---------- Data for this task ----------

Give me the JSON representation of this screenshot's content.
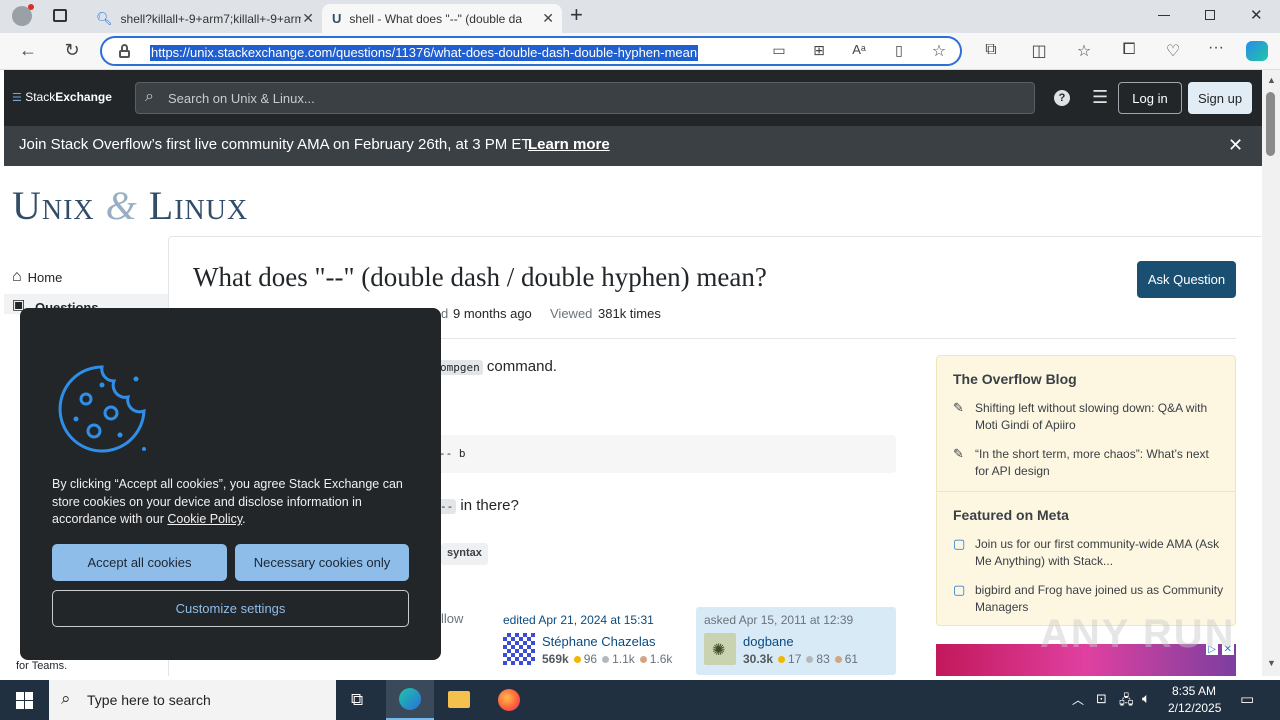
{
  "browser": {
    "tabs": [
      {
        "title": "shell?killall+-9+arm7;killall+-9+arm"
      },
      {
        "title": "shell - What does \"--\" (double da"
      }
    ],
    "url": "https://unix.stackexchange.com/questions/11376/what-does-double-dash-double-hyphen-mean",
    "new_tab": "+"
  },
  "se": {
    "logo_a": "Stack",
    "logo_b": "Exchange",
    "search_placeholder": "Search on Unix & Linux...",
    "login": "Log in",
    "signup": "Sign up"
  },
  "banner": {
    "text": "Join Stack Overflow’s first live community AMA on February 26th, at 3 PM ET.",
    "link": "Learn more"
  },
  "site": {
    "name_a": "Unix",
    "amp": "&",
    "name_b": "Linux"
  },
  "nav": {
    "home": "Home",
    "questions": "Questions",
    "teams_text": "for Teams."
  },
  "question": {
    "title": "What does \"--\" (double dash / double hyphen) mean?",
    "ask": "Ask Question",
    "meta_frag": "d",
    "modified_value": "9 months ago",
    "viewed_label": "Viewed",
    "viewed_value": "381k times",
    "body_code1": "ompgen",
    "body_text1": "command.",
    "code_block": "-- b",
    "body_code2": "--",
    "body_text2": "in there?",
    "tag": "syntax",
    "follow_frag": "llow"
  },
  "editor": {
    "label": "edited Apr 21, 2024 at 15:31",
    "name": "Stéphane Chazelas",
    "rep": "569k",
    "gold": "96",
    "silver": "1.1k",
    "bronze": "1.6k"
  },
  "asker": {
    "label": "asked Apr 15, 2011 at 12:39",
    "name": "dogbane",
    "rep": "30.3k",
    "gold": "17",
    "silver": "83",
    "bronze": "61"
  },
  "sidebar": {
    "blog_title": "The Overflow Blog",
    "blog_items": [
      "Shifting left without slowing down: Q&A with Moti Gindi of Apiiro",
      "“In the short term, more chaos”: What’s next for API design"
    ],
    "meta_title": "Featured on Meta",
    "meta_items": [
      "Join us for our first community-wide AMA (Ask Me Anything) with Stack...",
      "bigbird and Frog have joined us as Community Managers"
    ]
  },
  "cookie": {
    "text_before": "By clicking “Accept all cookies”, you agree Stack Exchange can store cookies on your device and disclose information in accordance with our",
    "policy_link": "Cookie Policy",
    "accept": "Accept all cookies",
    "necessary": "Necessary cookies only",
    "customize": "Customize settings"
  },
  "taskbar": {
    "search": "Type here to search",
    "time": "8:35 AM",
    "date": "2/12/2025"
  },
  "watermark": "ANY RUN",
  "colors": {
    "accent_blue": "#2b6fd8",
    "se_dark": "#232629",
    "ask_button": "#1b4f72",
    "cookie_button": "#8fbdea",
    "widget_bg": "#fdf7e2"
  }
}
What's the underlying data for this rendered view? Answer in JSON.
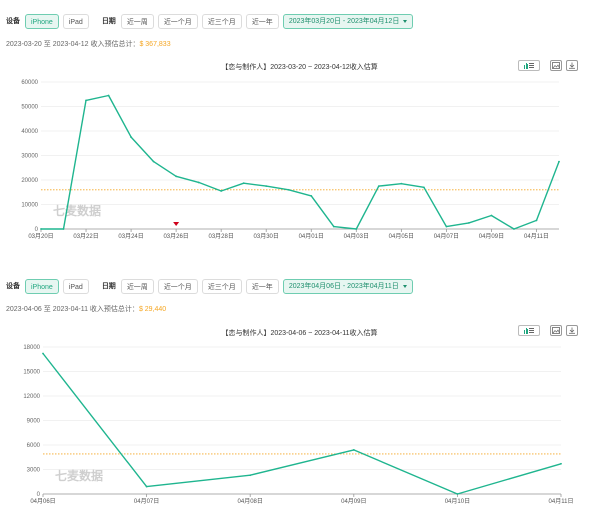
{
  "colors": {
    "accent": "#1fb58f",
    "average_line": "#f5a623",
    "marker": "#d0021b"
  },
  "icons": {
    "chart_toggle": "bar-list-toggle-icon",
    "save_image": "image-icon",
    "download": "download-icon",
    "caret": "caret-down-icon",
    "marker": "red-flag-icon"
  },
  "panel1": {
    "filters": {
      "device_label": "设备",
      "device_options": [
        "iPhone",
        "iPad"
      ],
      "device_selected": "iPhone",
      "date_label": "日期",
      "date_options": [
        "近一周",
        "近一个月",
        "近三个月",
        "近一年"
      ],
      "date_range": "2023年03月20日 - 2023年04月12日"
    },
    "summary_prefix": "2023-03-20 至 2023-04-12 收入预估总计：",
    "summary_amount": "$ 367,833",
    "chart_title": "【恋与制作人】2023-03-20 ~ 2023-04-12收入估算",
    "watermark": "七麦数据"
  },
  "panel2": {
    "filters": {
      "device_label": "设备",
      "device_options": [
        "iPhone",
        "iPad"
      ],
      "device_selected": "iPhone",
      "date_label": "日期",
      "date_options": [
        "近一周",
        "近一个月",
        "近三个月",
        "近一年"
      ],
      "date_range": "2023年04月06日 - 2023年04月11日"
    },
    "summary_prefix": "2023-04-06 至 2023-04-11 收入预估总计：",
    "summary_amount": "$ 29,440",
    "chart_title": "【恋与制作人】2023-04-06 ~ 2023-04-11收入估算",
    "watermark": "七麦数据"
  },
  "chart_data": [
    {
      "type": "line",
      "title": "【恋与制作人】2023-03-20 ~ 2023-04-12收入估算",
      "x": [
        "03月20日",
        "03月21日",
        "03月22日",
        "03月23日",
        "03月24日",
        "03月25日",
        "03月26日",
        "03月27日",
        "03月28日",
        "03月29日",
        "03月30日",
        "03月31日",
        "04月01日",
        "04月02日",
        "04月03日",
        "04月04日",
        "04月05日",
        "04月06日",
        "04月07日",
        "04月08日",
        "04月09日",
        "04月10日",
        "04月11日",
        "04月12日"
      ],
      "x_tick_labels": [
        "03月20日",
        "03月22日",
        "03月24日",
        "03月26日",
        "03月28日",
        "03月30日",
        "04月01日",
        "04月03日",
        "04月05日",
        "04月07日",
        "04月09日",
        "04月11日"
      ],
      "series": [
        {
          "values": [
            0,
            0,
            52500,
            54500,
            37500,
            27500,
            21500,
            19000,
            15500,
            18700,
            17500,
            16000,
            13500,
            1000,
            0,
            17500,
            18500,
            17000,
            1000,
            2500,
            5500,
            0,
            3500,
            27500
          ]
        }
      ],
      "average": 16000,
      "ylim": [
        0,
        60000
      ],
      "yticks": [
        0,
        10000,
        20000,
        30000,
        40000,
        50000,
        60000
      ],
      "grid": true,
      "marker_at": "03月26日"
    },
    {
      "type": "line",
      "title": "【恋与制作人】2023-04-06 ~ 2023-04-11收入估算",
      "x": [
        "04月06日",
        "04月07日",
        "04月08日",
        "04月09日",
        "04月10日",
        "04月11日"
      ],
      "x_tick_labels": [
        "04月06日",
        "04月07日",
        "04月08日",
        "04月09日",
        "04月10日",
        "04月11日"
      ],
      "series": [
        {
          "values": [
            17200,
            900,
            2300,
            5400,
            0,
            3700
          ]
        }
      ],
      "average": 4900,
      "ylim": [
        0,
        18000
      ],
      "yticks": [
        0,
        3000,
        6000,
        9000,
        12000,
        15000,
        18000
      ],
      "grid": true
    }
  ]
}
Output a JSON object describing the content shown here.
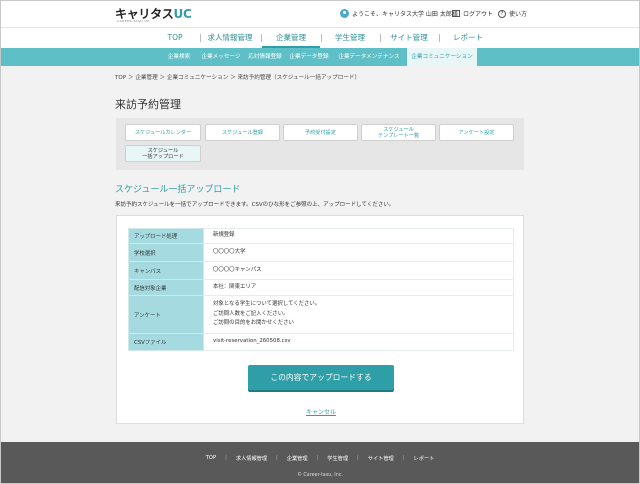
{
  "header": {
    "logo_main": "キャリタス",
    "logo_uc": "UC",
    "logo_sub": "CAREER-TASU UC",
    "greeting": "ようこそ、キャリタス大学 山田 太郎様",
    "logout": "ログアウト",
    "help": "使い方"
  },
  "main_nav": [
    "TOP",
    "求人情報管理",
    "企業管理",
    "学生管理",
    "サイト管理",
    "レポート"
  ],
  "sub_nav": [
    "企業検索",
    "企業メッセージ",
    "応対情報登録",
    "企業データ登録",
    "企業データメンテナンス",
    "企業コミュニケーション"
  ],
  "breadcrumb": "TOP ＞ 企業管理 ＞ 企業コミュニケーション ＞ 来訪予約管理（スケジュール一括アップロード）",
  "page_title": "来訪予約管理",
  "tabs": [
    "スケジュールカレンダー",
    "スケジュール登録",
    "予約受付設定",
    "スケジュール\nテンプレート一覧",
    "アンケート設定",
    "スケジュール\n一括アップロード"
  ],
  "section_title": "スケジュール一括アップロード",
  "description": "来訪予約スケジュールを一括でアップロードできます。CSVのひな形をご参照の上、アップロードしてください。",
  "table": {
    "rows": [
      {
        "label": "アップロード処理",
        "value": "新規登録"
      },
      {
        "label": "学校選択",
        "value": "〇〇〇〇大学"
      },
      {
        "label": "キャンパス",
        "value": "〇〇〇〇キャンパス"
      },
      {
        "label": "配信対象企業",
        "value": "本社：関東エリア"
      },
      {
        "label": "アンケート",
        "value": "対象となる学生について選択してください。\nご訪問人数をご記入ください。\nご訪問の目的をお聞かせください"
      },
      {
        "label": "CSVファイル",
        "value": "visit-reservation_260508.csv"
      }
    ]
  },
  "buttons": {
    "upload": "この内容でアップロードする",
    "cancel": "キャンセル"
  },
  "footer": {
    "links": [
      "TOP",
      "求人情報管理",
      "企業管理",
      "学生管理",
      "サイト管理",
      "レポート"
    ],
    "copyright": "© Career-tasu, Inc."
  },
  "colors": {
    "accent": "#2e9fa6",
    "subnav": "#5fbfc6",
    "table_header": "#a5dbe0",
    "footer": "#595959"
  }
}
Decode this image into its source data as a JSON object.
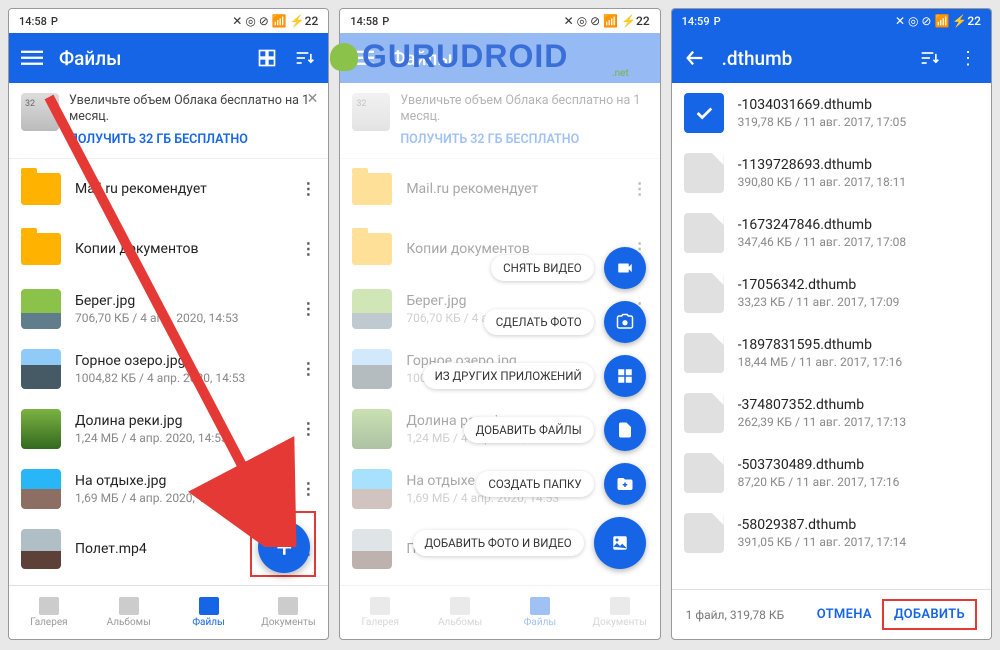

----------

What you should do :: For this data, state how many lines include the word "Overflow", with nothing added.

Answer space :: 2